Synergies and trade-offs need to be utilised effectively, and differing priorities and behaviours need to be recognised globally if we are to ever achieve recognisably sustainable outcomes.


Ultimately, all the SDGs are important and were made with equal importance, but their urgency will vary from country to country. The SDGs can and have been academically analysed into a potential hierarchy, however this hierarchy is changeable and could be considered as a guide for investors, investees and organisations on how to achieve the most widespread positive impact.





Wellers Impact is a UK-based, FCA-regulated Impact Investment Manager working to unlock community-focused impact through SDG-focused impact investing. Through innovative investment models that utilise fair economics, Wellers Impact originates investment opportunities across three core business activities; real estate developments in partnership with local land-owning not-for-profits in East Africa, financial support for agriculture firms and supply chains globally through sustainable development finance and direct investment into private water, sanitation and plastics recycling firms globally. Investment involves risk. Suitable for Sophisticated, Professional and High Net Worth Investors only.


Author: Charlotte Macdonald


References

European Parliament, 2019. Europe's approach to implementing the Sustainable Development Goals: good practices and the way forward. Belgium: European Parliament.

Hoff H. 2018 Integrated SDG Implementation - How a Cross-Scale (Vertical) and Cross-Regional Nexus Approach Can Complement Cross-Sectoral (Horizontal) Integration. In: Hülsmann S., Ardakanian R. (eds) Managing Water, Soil and Waste Resources to Achieve Sustainable Development Goals. Springer, Cham. https://doi.org/10.1007/978-3-319-75163-4_7

Kroll, C., Warchold, A. and Pradhan, P., 2019. Sustainable Development Goals (SDGs): Are we successful in turning trade-offs into synergies?. Palgrave Communications, 5(1).

Lucas, P., Kanie, N., and Weitz, N. 2016. Translating the SDGs to high-income Countries: Integration at Last? ISSD Sustainable Development Policy and Practice, Guest Article No. 49. Available at: https://www.die-gdi.de/uploads/media/DP_9.2016.pdf

Niestroy, I., 2016. How Are We Getting Ready? The 2030 Agenda for Sustainable Development in the EU and its Member States: Analysis and Action So Far. [online] Tulpenfeld: German Development Institute. Available at: <https://www.die-gdi.de/uploads/media/DP_9.2016.pdf>.

PBL Netherlands Environmental Agency, 2012. Roads from Rio+20: Pathway to Achieve Global Sustainability Goals by 2050. [online] Bilthoven.

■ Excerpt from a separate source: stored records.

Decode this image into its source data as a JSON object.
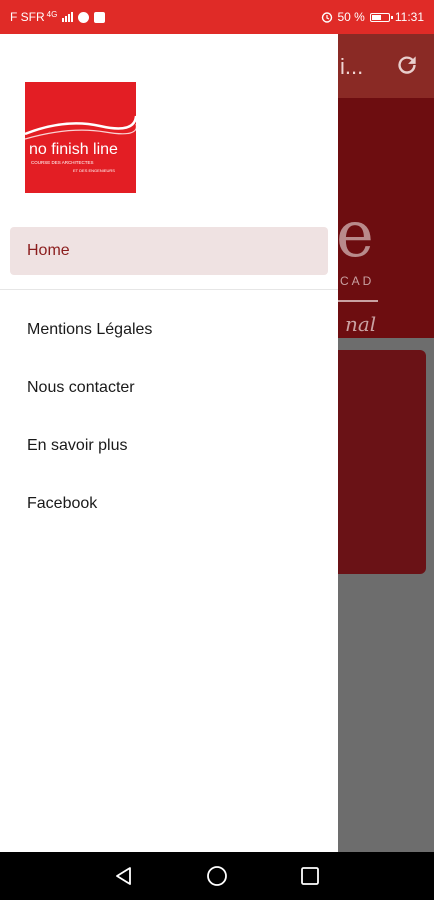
{
  "status_bar": {
    "carrier": "F SFR",
    "network": "4G",
    "battery": "50 %",
    "time": "11:31"
  },
  "background_app": {
    "title": "i...",
    "banner_text_1": "e",
    "banner_text_2": "CAD",
    "banner_text_3": "nal"
  },
  "drawer": {
    "logo": {
      "brand": "no finish line",
      "tagline": "COURSE DES ARCHITECTES",
      "sub": "ET DES ENGENIEURS"
    },
    "items": [
      {
        "label": "Home",
        "active": true
      },
      {
        "label": "Mentions Légales",
        "active": false
      },
      {
        "label": "Nous contacter",
        "active": false
      },
      {
        "label": "En savoir plus",
        "active": false
      },
      {
        "label": "Facebook",
        "active": false
      }
    ]
  },
  "nav_bar": {
    "buttons": [
      "back-icon",
      "home-icon",
      "recents-icon"
    ]
  },
  "colors": {
    "status_bar": "#e02b27",
    "logo_red": "#e31e24",
    "active_bg": "#efe2e2",
    "active_text": "#8b1d1d",
    "scrim": "#6d6d6d"
  }
}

Available at: <https://www.pbl.nl/sites/default/files/downloads/pbl-2012-roads-from-rio-pathways-to-achieve-global-sustainability-goals-by-2050.pdf>.

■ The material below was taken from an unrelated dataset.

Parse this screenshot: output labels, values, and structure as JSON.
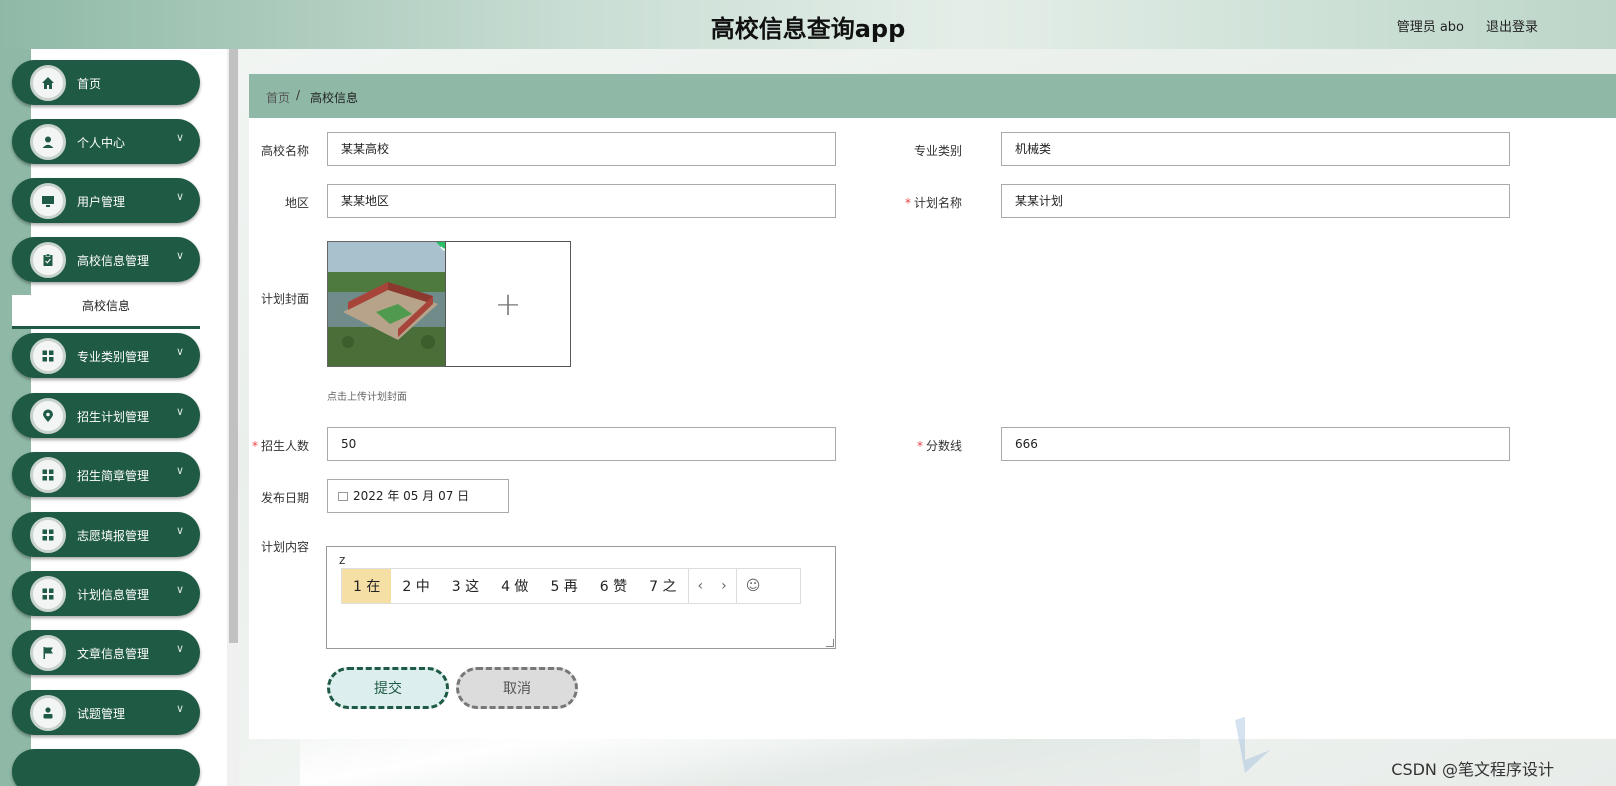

Pradhan, P., Costa, L., Rybski, D., Lucht, W. and Kropp, J., 2017. A Systematic Study of Sustainable Development Goal (SDG) Interactions. Earth's Future, 5(11), pp.1169-1179.

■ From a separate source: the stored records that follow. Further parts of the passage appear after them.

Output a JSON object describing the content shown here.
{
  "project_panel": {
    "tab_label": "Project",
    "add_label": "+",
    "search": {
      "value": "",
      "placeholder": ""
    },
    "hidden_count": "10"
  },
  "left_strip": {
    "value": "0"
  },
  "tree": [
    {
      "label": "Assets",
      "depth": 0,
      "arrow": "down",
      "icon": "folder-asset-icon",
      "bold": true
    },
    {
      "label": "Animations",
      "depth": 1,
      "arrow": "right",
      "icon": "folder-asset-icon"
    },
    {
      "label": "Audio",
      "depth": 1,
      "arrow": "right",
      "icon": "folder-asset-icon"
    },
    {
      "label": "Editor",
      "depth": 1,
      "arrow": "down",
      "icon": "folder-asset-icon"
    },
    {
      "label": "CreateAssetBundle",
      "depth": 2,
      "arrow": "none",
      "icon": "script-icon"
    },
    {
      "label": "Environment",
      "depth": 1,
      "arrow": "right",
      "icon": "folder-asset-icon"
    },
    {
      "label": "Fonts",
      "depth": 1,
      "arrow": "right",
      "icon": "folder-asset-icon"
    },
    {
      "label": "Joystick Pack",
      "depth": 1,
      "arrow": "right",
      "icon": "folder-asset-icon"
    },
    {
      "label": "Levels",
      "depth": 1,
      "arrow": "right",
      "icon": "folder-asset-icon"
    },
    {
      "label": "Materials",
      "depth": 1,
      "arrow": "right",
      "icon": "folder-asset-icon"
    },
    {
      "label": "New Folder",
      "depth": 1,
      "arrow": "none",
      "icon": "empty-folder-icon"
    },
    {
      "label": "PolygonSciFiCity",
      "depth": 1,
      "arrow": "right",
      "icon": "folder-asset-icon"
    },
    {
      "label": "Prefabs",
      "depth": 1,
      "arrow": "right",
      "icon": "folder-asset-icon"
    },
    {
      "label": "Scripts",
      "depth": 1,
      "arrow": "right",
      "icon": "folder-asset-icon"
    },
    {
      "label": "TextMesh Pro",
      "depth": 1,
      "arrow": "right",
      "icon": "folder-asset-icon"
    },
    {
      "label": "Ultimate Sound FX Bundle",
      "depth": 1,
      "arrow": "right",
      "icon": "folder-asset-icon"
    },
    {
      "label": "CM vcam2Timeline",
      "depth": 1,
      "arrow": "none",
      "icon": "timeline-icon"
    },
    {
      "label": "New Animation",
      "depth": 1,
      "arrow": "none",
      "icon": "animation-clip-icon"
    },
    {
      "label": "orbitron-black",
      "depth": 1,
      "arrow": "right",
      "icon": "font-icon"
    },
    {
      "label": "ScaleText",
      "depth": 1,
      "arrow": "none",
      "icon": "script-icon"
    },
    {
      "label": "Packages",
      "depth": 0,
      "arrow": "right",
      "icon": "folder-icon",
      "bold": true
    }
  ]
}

Singh, R., Mal, S. and Meadows, M., 2019. Governance for the Sustainable Development Goals - Exploring an Integrative Framework of Theories, Tools, and Competencies. Sustainable Development Goals Series. [online] Springer. Available at: <http://www.ru.ac.bd/wp-content/uploads/sites/25/2019/03/408_09_00_Monkelbaan-Governance-for-the-Sustainable-Development-Goals-2019.pdf>.

UNDP. 2021. Background of the Sustainable Development Goals | UNDP. [online] Available at: <https://www.undp.org/content/undp/en/home/sustainable-development-goals/background.html#:~:text=The%20objective%20was%20to%20produce,tackle%20the%20indignity%20of%20poverty.>.







Wellers Impact is a UK-based, FCA-regulated Impact Investment Manager working to unlock community-focused impact through SDG-focused impact investing. Through innovative investment models that utilise fair economics, Wellers Impact originates investment opportunities across three core business activities; real estate developments in partnership with local land-owning not-for-profits in East Africa, financial support for agriculture firms and supply chains globally through sustainable development finance and direct investment into private water, sanitation and plastics recycling firms globally. Investment involves risk. Suitable for Sophisticated, Professional and High Net Worth Investors only.


Author: Charlotte Macdonald